Assignment:
Filter the records below for the word "JSON". Copy each line that holds it.

Dataset records:
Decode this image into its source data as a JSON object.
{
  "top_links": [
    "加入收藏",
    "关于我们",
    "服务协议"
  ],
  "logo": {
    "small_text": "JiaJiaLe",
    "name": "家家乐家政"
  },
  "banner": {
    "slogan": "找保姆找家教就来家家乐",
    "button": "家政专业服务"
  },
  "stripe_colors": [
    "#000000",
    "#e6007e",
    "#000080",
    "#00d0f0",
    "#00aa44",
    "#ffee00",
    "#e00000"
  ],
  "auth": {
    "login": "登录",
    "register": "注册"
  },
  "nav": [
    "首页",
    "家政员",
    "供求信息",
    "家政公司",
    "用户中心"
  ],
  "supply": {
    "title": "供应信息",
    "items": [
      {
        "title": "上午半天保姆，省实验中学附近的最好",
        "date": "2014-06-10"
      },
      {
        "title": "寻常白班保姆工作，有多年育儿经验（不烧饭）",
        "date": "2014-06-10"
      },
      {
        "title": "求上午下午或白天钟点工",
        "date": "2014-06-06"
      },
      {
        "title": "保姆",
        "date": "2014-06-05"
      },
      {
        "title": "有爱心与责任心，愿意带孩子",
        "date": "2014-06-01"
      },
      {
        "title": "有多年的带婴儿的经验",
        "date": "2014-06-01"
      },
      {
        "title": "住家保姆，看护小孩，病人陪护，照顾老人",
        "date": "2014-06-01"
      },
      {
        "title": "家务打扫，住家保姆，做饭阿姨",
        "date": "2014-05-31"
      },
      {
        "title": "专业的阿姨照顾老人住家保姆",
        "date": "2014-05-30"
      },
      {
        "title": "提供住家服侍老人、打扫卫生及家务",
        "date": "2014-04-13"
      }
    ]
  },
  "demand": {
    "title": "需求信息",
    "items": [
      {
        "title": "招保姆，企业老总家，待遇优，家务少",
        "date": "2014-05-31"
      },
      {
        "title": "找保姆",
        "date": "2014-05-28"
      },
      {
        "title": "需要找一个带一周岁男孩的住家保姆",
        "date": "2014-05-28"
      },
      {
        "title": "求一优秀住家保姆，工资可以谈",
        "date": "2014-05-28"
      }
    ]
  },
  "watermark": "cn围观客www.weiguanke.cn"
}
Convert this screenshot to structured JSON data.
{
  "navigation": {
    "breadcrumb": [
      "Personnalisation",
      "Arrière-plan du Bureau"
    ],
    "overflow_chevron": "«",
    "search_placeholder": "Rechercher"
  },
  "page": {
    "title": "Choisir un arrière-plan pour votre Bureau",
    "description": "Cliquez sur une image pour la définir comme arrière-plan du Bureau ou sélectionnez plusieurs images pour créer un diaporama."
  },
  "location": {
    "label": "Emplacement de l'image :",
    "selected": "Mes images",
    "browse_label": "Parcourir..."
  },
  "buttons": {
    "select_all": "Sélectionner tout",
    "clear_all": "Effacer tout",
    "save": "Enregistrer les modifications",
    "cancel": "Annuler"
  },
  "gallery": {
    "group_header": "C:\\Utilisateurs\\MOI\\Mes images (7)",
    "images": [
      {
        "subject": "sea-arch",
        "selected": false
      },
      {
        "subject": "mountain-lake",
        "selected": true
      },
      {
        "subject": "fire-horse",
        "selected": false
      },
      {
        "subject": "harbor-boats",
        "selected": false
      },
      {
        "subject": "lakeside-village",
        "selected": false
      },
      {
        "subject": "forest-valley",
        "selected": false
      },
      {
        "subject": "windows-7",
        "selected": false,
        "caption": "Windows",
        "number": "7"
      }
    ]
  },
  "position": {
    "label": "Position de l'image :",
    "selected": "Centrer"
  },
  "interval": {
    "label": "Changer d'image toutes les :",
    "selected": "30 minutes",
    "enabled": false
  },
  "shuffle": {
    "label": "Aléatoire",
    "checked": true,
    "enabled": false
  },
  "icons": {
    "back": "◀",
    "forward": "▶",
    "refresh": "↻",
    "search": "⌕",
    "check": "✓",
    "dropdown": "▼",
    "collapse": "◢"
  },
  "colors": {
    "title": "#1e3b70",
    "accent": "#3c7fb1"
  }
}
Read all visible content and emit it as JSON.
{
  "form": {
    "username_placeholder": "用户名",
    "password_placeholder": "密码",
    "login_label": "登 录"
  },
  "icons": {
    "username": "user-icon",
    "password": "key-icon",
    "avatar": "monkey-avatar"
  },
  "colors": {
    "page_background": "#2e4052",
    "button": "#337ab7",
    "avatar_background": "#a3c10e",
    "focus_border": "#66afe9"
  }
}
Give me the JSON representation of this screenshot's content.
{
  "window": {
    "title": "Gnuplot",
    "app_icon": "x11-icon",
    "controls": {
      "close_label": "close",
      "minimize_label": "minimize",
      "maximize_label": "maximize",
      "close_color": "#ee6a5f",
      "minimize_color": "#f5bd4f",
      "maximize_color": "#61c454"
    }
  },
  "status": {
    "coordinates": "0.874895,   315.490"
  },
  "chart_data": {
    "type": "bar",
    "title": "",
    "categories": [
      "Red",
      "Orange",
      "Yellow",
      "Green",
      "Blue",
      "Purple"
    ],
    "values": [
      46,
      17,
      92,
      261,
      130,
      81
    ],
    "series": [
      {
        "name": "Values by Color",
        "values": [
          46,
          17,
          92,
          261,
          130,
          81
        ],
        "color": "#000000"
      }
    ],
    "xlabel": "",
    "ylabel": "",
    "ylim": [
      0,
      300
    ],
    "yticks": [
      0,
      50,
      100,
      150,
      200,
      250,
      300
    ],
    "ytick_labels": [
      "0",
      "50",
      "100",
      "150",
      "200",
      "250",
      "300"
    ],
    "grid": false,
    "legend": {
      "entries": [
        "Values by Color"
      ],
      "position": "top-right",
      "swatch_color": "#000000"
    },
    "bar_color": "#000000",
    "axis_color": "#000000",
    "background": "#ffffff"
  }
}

Completed task:
Decode this image into its source data as a JSON object.
Convert this screenshot to structured JSON data.
Read all visible content and emit it as JSON.
Give me the JSON representation of this screenshot's content.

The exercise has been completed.